Wildwood Outfitters Blog and Fishing Report
The alarm clock (yes it was still an actual clock back then!) started blaring at 4 AM signaling the day of fishing was about to begin. The truck temperature showed 17 degrees but it felt colder than that while my dad and I waited an eternity for the truck heaters to thaw the windshield. Two hours and a gas station stop later we were at the stream in the pre dawn light rigging rods inside the truck, savoring the last ounce of warmth. There were already two cars parked near us so we quickly tied on our double egg pattern rigs and started off downstream to the pool we knew held fish all winter. It didn't take long before my strike indicator bobbed ever so slightly and after a sharp hook set the fight was on! A few minutes later we both sat there admiring a 32 inch colored-up male steelhead in the net. Nearby was a fellow fisherman who said since I was a kid that was probably a "citation" fish and I could get a certificate from the state if I pursued it. That was the furthest thing from my mind though, as we snapped a few pictures and got back to casting, somehow forgetting how cold it was.
Behind the scenes of memories like that are a devoted group of individuals working for the Great Lake Coalition to ensure the protection and preservation of the waterways in the Rust Belt.

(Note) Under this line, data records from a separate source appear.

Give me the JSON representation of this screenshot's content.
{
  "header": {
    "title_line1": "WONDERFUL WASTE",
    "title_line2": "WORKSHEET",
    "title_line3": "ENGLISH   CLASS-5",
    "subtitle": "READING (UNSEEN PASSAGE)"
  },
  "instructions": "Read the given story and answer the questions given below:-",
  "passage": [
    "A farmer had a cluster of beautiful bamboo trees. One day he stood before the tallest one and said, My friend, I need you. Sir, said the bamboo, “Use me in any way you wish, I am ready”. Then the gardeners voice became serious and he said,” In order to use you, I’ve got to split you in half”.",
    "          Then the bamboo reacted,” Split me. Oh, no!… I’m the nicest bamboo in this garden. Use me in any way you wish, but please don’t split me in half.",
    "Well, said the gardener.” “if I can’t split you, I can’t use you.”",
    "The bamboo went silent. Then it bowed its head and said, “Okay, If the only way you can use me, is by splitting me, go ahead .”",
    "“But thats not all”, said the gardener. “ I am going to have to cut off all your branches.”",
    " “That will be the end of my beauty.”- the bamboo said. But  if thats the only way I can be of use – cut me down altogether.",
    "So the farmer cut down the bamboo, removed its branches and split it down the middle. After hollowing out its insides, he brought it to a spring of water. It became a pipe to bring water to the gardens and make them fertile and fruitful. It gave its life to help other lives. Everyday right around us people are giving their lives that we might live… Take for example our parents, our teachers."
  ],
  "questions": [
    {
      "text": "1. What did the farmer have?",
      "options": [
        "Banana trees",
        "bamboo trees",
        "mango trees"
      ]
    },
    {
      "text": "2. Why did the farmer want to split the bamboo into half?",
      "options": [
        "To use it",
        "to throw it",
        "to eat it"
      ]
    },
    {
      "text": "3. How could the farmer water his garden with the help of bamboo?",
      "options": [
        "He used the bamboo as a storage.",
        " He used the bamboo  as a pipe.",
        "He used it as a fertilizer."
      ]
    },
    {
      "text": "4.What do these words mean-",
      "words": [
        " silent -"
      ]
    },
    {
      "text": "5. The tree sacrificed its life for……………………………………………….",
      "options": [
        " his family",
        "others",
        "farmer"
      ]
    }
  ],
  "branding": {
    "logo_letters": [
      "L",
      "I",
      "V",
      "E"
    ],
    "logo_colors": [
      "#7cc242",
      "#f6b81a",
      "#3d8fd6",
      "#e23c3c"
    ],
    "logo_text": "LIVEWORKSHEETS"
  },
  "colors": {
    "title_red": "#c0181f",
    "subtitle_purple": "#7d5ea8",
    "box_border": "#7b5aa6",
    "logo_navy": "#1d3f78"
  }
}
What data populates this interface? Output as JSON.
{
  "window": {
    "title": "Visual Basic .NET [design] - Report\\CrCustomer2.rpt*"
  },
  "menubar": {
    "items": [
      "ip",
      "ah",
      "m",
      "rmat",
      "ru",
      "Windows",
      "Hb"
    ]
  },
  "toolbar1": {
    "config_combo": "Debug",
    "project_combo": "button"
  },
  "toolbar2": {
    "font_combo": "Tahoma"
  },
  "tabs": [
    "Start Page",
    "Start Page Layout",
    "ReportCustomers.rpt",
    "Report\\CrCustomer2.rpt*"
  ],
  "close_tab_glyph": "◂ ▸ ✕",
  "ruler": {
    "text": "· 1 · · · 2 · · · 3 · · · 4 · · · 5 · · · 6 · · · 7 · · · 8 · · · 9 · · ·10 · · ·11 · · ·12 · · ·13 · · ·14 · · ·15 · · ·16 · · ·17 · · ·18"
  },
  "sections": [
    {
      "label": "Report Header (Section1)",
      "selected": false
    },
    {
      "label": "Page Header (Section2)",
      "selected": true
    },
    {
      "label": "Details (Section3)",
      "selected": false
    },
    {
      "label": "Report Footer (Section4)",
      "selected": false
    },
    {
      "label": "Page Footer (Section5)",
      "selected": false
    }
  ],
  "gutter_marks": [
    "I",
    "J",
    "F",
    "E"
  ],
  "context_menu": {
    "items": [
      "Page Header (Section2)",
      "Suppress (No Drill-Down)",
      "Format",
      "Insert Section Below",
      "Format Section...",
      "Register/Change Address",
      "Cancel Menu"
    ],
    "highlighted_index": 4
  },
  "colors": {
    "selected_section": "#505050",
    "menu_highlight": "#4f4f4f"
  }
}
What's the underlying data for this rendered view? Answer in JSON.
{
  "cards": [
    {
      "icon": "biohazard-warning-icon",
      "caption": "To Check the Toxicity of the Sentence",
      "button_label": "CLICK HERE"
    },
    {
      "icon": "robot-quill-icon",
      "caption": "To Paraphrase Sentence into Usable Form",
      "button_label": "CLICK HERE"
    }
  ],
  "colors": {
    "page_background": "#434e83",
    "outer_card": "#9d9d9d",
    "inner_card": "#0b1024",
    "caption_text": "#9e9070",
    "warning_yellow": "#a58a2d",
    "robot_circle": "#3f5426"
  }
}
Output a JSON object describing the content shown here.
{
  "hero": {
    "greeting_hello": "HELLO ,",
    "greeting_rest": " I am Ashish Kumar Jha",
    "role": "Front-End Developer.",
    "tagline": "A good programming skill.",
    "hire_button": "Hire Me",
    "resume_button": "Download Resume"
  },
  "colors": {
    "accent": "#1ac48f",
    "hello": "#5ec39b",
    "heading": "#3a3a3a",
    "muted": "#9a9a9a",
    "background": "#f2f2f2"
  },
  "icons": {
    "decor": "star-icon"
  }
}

From fighting in Washington D.C. to standing knee deep in muck, these guys and gals are repairing decades of damage and improving the ecosystem for anglers across the region!
A recent work of theirs that hits close to home was completed a few years ago in Erie, Pennsylvania. Some backstory on things to make their efforts a little more clear: Steelhead are basically a rainbow trout on steroids and in our case they live in Lake Erie for 2-4 years before entering the rivers and streams that dump into the lake. Since they are a migratory fish (not unlike salmon) they have an instinctual desire to "run" upstream as far as they can. One stream in PA, Fourmile Creek, was experiencing problems because of a waterfall that was created thanks to excessive water runoff.
Pretty as this little waterfall is, it was stopping the migration of steelhead a quarter mile from the lake. Steelhead will travel dozens of miles up streams (hundreds, even, on the West coast!) to spawn so this was a significant barrier that was seriously hindering the fish. The PA Fish and Boat Commission, thanks in part to the Great Lakes Coalition, was able to gain necessary funding to create fish ladders on either side of the waterfall that would allow the fish to continue their upstream migration!
The work of this organization has led to stream bank stabilization in Minnesota, the removal of dams in Ohio, and the building of fish ladders on streams in Pennsylvania. Millions of dollars have been raised for programs across the Great Lakes over the last decade. Their efforts haven't been focused on just angling opportunities, however. Thanks to the Great Lakes Coalition, pollution in and around these once industrial powerhouse cities is now dropping significantly. With a recently approved budget of $300 million, it'll be exciting to see what projects this group works on next!
Check them out here!